**Required work:** Lines below containing the word "true" should be copied out.

::::::::::

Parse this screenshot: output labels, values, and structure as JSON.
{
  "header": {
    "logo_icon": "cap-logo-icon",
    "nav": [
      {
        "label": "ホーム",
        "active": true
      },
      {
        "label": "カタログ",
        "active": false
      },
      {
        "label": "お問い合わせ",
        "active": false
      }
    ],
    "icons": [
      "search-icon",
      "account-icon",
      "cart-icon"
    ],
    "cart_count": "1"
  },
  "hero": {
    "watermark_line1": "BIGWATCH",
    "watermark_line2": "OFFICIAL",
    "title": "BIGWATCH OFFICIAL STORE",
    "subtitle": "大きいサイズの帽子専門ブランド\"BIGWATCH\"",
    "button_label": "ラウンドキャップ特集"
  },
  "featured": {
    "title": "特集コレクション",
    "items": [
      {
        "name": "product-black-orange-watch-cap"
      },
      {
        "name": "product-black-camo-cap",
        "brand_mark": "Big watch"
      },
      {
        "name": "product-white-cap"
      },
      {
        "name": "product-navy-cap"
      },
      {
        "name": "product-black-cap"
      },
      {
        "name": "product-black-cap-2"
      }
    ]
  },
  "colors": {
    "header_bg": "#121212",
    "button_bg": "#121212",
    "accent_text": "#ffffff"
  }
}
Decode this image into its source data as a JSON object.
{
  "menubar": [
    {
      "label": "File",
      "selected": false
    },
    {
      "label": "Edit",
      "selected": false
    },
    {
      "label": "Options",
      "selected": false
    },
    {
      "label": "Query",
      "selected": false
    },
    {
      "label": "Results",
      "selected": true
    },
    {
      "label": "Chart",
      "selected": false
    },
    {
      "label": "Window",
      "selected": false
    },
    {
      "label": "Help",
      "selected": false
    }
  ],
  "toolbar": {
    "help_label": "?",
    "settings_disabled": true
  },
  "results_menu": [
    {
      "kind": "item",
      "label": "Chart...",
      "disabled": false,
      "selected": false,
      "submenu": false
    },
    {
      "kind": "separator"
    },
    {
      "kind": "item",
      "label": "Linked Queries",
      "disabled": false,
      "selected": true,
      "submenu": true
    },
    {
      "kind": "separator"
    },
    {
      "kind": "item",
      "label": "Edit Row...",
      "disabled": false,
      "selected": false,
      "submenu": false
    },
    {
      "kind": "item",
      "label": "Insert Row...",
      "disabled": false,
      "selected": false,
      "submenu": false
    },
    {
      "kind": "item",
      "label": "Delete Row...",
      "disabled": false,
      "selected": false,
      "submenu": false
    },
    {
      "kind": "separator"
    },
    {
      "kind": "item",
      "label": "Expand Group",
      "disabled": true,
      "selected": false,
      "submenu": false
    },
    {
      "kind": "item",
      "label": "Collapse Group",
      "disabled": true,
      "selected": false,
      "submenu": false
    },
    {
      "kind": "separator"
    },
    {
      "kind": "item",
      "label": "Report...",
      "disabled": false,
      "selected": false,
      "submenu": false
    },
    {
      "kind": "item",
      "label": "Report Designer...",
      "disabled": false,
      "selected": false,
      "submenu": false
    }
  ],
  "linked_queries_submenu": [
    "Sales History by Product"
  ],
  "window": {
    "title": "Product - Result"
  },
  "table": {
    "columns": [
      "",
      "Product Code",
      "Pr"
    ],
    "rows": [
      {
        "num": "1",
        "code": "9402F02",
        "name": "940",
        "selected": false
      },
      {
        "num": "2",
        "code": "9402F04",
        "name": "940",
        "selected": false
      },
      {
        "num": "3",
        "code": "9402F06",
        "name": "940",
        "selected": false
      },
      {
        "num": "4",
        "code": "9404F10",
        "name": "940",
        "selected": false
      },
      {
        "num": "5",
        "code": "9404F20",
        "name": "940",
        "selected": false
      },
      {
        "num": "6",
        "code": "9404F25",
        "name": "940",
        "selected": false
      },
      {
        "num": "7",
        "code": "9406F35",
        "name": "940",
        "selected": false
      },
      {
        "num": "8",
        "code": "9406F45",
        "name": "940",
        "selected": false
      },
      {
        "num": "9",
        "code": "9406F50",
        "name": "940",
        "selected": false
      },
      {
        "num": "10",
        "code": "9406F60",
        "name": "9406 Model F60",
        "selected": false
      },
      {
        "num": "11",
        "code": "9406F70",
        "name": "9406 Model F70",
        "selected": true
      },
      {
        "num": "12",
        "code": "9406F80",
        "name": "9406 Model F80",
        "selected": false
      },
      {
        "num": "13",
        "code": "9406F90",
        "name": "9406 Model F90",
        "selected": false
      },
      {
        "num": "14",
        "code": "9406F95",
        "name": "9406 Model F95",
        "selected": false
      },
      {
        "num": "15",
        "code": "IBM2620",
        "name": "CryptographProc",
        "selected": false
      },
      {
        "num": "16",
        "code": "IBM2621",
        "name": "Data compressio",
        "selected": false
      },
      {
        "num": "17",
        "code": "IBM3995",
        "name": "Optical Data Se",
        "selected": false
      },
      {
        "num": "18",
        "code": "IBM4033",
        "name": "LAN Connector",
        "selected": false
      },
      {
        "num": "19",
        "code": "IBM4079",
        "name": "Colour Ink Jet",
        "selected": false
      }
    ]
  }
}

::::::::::

**Solution:**
        "active": true
      "selected": true
    "settings_disabled": true
      "selected": true,
      "submenu": true
      "disabled": true,
      "disabled": true,
        "selected": true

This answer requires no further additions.